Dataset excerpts
☆ ☆ ☆ ☆

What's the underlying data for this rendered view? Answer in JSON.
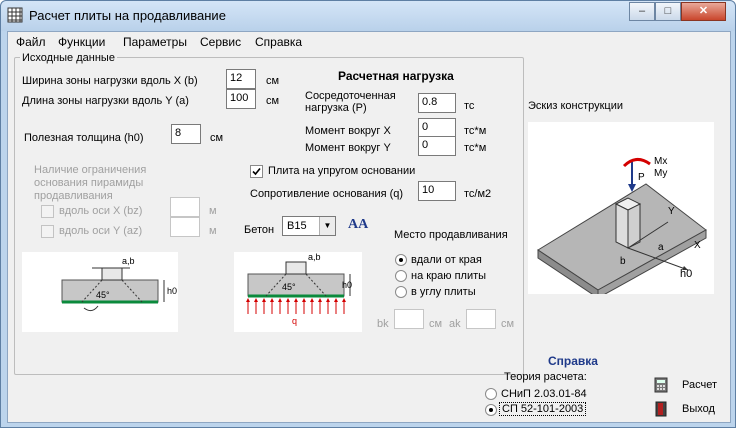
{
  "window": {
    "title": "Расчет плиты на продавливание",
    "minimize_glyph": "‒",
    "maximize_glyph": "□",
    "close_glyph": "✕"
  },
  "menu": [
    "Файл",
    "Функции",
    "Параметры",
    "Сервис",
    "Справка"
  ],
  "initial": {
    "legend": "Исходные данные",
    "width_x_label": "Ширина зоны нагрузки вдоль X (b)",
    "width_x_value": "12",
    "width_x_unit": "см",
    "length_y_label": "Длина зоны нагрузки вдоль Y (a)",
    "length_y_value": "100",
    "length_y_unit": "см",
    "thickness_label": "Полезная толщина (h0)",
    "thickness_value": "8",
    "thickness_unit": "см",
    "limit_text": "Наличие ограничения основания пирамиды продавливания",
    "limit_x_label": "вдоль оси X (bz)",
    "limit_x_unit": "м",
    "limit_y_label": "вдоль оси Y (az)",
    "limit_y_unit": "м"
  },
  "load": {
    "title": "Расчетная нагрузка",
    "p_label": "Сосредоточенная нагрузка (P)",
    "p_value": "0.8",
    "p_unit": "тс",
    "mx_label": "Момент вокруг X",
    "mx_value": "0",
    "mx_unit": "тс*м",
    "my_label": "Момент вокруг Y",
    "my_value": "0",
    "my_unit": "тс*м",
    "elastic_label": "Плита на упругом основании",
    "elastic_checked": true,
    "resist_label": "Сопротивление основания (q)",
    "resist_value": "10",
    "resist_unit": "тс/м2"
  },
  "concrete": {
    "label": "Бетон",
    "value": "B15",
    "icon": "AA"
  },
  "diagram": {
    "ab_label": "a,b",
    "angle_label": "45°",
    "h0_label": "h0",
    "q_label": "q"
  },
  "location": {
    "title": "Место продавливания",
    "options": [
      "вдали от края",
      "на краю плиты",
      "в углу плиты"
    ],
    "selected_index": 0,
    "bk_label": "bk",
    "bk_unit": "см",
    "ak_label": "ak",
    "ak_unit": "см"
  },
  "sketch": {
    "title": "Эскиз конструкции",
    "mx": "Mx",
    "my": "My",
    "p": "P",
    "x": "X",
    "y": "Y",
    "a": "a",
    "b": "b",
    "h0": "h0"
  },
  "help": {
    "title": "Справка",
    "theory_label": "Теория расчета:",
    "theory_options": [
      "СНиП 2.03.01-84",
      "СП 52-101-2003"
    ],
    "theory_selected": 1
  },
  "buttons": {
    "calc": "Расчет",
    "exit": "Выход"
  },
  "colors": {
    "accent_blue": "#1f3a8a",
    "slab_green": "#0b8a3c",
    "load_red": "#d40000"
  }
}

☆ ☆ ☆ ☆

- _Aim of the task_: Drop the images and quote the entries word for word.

- _Result of this task_:
What's the underlying data for this rendered view? Answer in JSON.
{
  "window": {
    "title": "Расчет плиты на продавливание",
    "minimize_glyph": "‒",
    "maximize_glyph": "□",
    "close_glyph": "✕"
  },
  "menu": [
    "Файл",
    "Функции",
    "Параметры",
    "Сервис",
    "Справка"
  ],
  "initial": {
    "legend": "Исходные данные",
    "width_x_label": "Ширина зоны нагрузки вдоль X (b)",
    "width_x_value": "12",
    "width_x_unit": "см",
    "length_y_label": "Длина зоны нагрузки вдоль Y (a)",
    "length_y_value": "100",
    "length_y_unit": "см",
    "thickness_label": "Полезная толщина (h0)",
    "thickness_value": "8",
    "thickness_unit": "см",
    "limit_text": "Наличие ограничения основания пирамиды продавливания",
    "limit_x_label": "вдоль оси X (bz)",
    "limit_x_unit": "м",
    "limit_y_label": "вдоль оси Y (az)",
    "limit_y_unit": "м"
  },
  "load": {
    "title": "Расчетная нагрузка",
    "p_label": "Сосредоточенная нагрузка (P)",
    "p_value": "0.8",
    "p_unit": "тс",
    "mx_label": "Момент вокруг X",
    "mx_value": "0",
    "mx_unit": "тс*м",
    "my_label": "Момент вокруг Y",
    "my_value": "0",
    "my_unit": "тс*м",
    "elastic_label": "Плита на упругом основании",
    "elastic_checked": true,
    "resist_label": "Сопротивление основания (q)",
    "resist_value": "10",
    "resist_unit": "тс/м2"
  },
  "concrete": {
    "label": "Бетон",
    "value": "B15",
    "icon": "AA"
  },
  "diagram": {
    "ab_label": "a,b",
    "angle_label": "45°",
    "h0_label": "h0",
    "q_label": "q"
  },
  "location": {
    "title": "Место продавливания",
    "options": [
      "вдали от края",
      "на краю плиты",
      "в углу плиты"
    ],
    "selected_index": 0,
    "bk_label": "bk",
    "bk_unit": "см",
    "ak_label": "ak",
    "ak_unit": "см"
  },
  "sketch": {
    "title": "Эскиз конструкции",
    "mx": "Mx",
    "my": "My",
    "p": "P",
    "x": "X",
    "y": "Y",
    "a": "a",
    "b": "b",
    "h0": "h0"
  },
  "help": {
    "title": "Справка",
    "theory_label": "Теория расчета:",
    "theory_options": [
      "СНиП 2.03.01-84",
      "СП 52-101-2003"
    ],
    "theory_selected": 1
  },
  "buttons": {
    "calc": "Расчет",
    "exit": "Выход"
  },
  "colors": {
    "accent_blue": "#1f3a8a",
    "slab_green": "#0b8a3c",
    "load_red": "#d40000"
  }
}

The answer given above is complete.